I am bombarded with invitations to buy leadership books, attend leadership conferences and to be challenged to have my “leadership style turned on its head”. I don’t pay much attention to them, though I used to.
My reticence about taking up these invites comes from the motivation they work from. They invite me to be transformed from an average leader to a big player (and I suspect others in loftier places are invited to learn how to keep on top). Periodically, I take samples from the church leadership gurus of the moment and so much of what I encounter sounds like this scene from the film Mystery Men.

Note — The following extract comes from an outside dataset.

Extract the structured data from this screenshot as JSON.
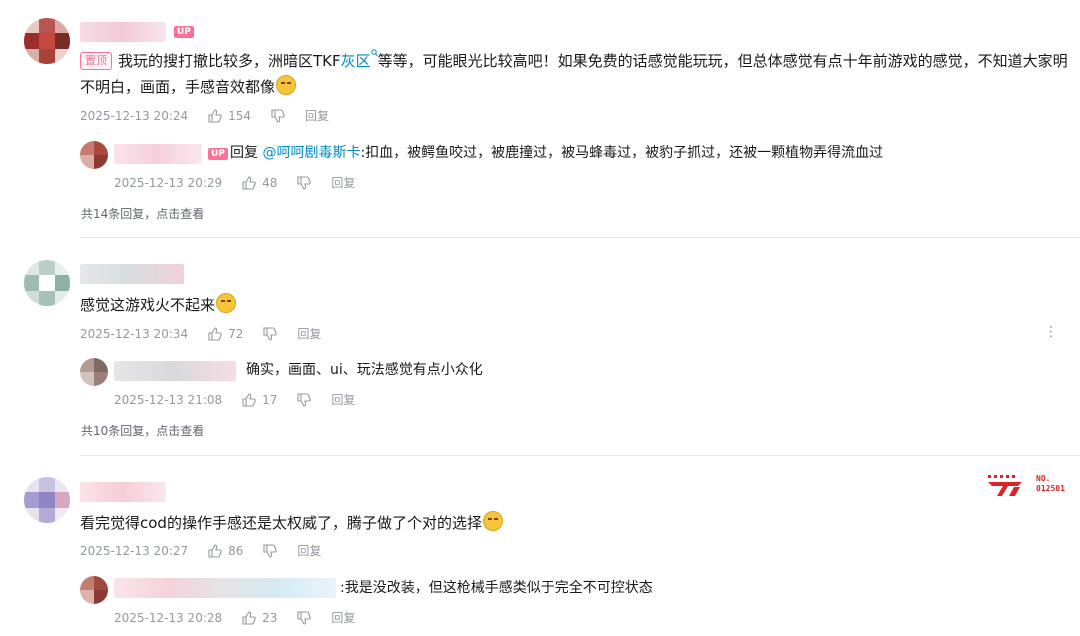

Why are the Mystery Men taking formulaic advice from a man in a mask? They are a group who want to be superheroes who can clean up their city, get the kudos and maybe even the girl. The catch is that they are rubbish at what they do and as they become aware of their lack of competence they edge towards returning to their bland unfullfilling lives.
The appeal of leadership training comes from the fact that most of us feel like a mystery man. The irony is that the more we learn the secrets and systems of leadership the more we feel rubbish about our own ministries. The real leaders are Coca Cola and I was the stuff you buy at Aldi.
I’m not alone in this feeling of falling short. If I was, the leadership industry would have no millionaires. Their millions are made from making lesser mortals look at the heroic saying, “that’s not me, I must be doing something wrong” or even worse “I want to be just like them, how do I get there?”.
In the Lord of the Rings Trilogy we meet a failed, shamed leader in Theoden. He’s allowed himself to fall under the spell of Wormtongue who gives him bad counsel that aids his enemies and who turns Theoden into a feeble deteriorating old man with a petty backwater for a kingdom. When he is restored by the heroes of the piece, he feels shame at what he allowed himself to become and his decision making is cursed by an under confidence that he can still lead and whether the battle is still worth fighting. We might say he’s lost his mojo and he knows it.
This lack of confidence continues up to the point when he will have to make a decision on which the fate of the world hinges. He is called to what will be the battle at the end of the world. The only reason to go is to die fighting instead of on bended knee. There is no real hope of victory. At this moment the question is, “Will you go“. After a pause pregnant with expectation, he says, “Yes”. The moment is powerful because without his yes, as we discover, all would have been lost.
On reflection my leadership can be defined as saying yes to good things and no to what is harmful or less fruitful. There are great things happening in both of my churches, not because I am doing them or I thought of them. They are things being done by people who were given permission to follow their passion and their vocation. These are people who without affirmation and encouragement might have said, “it will never happen”.
Coming to terms with a post based on boosting other people up, I now realise some valuable truths about what leadership in ministry is about:
- It isn’t about me. My ministry is not about gaining followers or growing my parish or being adored. It is about bringing people into the presence of God. God is the one who does all the work that matters.
- Leadership ideas are not immediately transferable to every context. The stars of the leadership industry rarely admit this or take into consideration the neighbourhood, the type of situations you lead in, the types and numbers of people, their life experiences and expectations.
- Just because someone is a great success doesn’t mean they are a great leader. It is easy to tell people what to do, particularly if their job is on the line. It is much harder to get people to follow you to a destination neither of you are sure you are going to reach.
My mentors are the ones who never hold seminars, they don’t write books and if I told them I see them as mentors and guides, they would smirk and change the subject. That’s why I won’t name them here. They are flesh and blood men and women who get on with the task of leading churches, first from their relationship with God, second from who they truly are (warts and all) and then from information and theory about how they might practice leadership.
Good leaders don’t have slogans or mottos. They bear fruit. They are people who believe that they have been given a gift to give to other people. They are people content to say yes or no.
So thanks to you who have taught me through your successes and failures and for encouraging me when I feel I’m not cutting it. Thank you for leading me well. Thanks for letting me be part of a band of ordinary people doing the best with what they have rather than feeling part of a band of failed, unfulfilled wannabes. Thank you for letting me be myself.